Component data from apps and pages
........
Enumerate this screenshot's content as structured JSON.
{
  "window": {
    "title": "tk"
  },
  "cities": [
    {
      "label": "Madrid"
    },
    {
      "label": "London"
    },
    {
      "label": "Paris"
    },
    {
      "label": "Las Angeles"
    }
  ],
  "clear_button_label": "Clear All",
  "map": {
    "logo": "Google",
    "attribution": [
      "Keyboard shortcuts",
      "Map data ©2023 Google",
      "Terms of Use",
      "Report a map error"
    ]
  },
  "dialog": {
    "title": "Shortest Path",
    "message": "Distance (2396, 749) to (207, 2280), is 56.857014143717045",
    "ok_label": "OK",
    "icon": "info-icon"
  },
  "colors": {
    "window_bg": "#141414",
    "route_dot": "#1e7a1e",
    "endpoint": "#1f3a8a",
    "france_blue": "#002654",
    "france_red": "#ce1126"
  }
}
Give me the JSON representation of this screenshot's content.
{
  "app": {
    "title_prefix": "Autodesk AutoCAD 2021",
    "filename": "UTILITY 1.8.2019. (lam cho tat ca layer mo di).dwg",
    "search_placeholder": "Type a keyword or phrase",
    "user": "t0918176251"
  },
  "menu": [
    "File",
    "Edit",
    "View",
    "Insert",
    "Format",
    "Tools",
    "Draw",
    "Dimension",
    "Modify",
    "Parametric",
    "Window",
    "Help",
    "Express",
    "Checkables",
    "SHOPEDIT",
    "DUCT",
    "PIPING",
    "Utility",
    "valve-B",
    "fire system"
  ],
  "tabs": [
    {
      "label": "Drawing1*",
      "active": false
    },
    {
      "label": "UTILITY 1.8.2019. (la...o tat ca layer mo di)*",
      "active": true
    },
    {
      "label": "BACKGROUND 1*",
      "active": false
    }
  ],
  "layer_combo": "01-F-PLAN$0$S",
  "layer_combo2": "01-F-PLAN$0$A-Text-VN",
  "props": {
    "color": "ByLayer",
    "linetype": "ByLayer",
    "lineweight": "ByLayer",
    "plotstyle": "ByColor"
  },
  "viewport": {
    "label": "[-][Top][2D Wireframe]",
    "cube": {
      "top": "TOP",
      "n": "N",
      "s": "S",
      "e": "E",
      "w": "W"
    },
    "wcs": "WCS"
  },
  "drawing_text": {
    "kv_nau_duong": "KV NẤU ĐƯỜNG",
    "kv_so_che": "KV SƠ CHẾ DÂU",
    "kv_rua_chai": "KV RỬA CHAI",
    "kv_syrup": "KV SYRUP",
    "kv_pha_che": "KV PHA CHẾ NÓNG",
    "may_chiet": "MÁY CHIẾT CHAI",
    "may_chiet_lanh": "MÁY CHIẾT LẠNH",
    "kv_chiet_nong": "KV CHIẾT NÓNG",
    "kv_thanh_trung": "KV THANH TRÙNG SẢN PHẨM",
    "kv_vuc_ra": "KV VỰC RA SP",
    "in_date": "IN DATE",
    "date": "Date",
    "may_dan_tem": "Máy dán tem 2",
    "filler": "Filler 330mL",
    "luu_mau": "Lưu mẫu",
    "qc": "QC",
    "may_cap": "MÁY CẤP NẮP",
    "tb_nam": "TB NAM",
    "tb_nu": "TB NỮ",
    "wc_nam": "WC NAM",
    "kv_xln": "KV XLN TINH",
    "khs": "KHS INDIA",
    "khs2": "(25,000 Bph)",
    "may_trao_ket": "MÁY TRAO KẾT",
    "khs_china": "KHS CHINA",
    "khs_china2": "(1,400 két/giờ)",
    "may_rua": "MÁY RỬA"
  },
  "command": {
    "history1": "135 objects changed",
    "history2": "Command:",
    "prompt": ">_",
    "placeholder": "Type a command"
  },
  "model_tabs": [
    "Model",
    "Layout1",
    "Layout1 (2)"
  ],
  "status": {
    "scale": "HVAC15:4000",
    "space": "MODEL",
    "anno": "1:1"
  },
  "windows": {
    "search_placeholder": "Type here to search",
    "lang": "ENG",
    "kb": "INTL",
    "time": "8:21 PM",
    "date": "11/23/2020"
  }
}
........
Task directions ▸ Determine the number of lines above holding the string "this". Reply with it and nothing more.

Answer box ▸ 2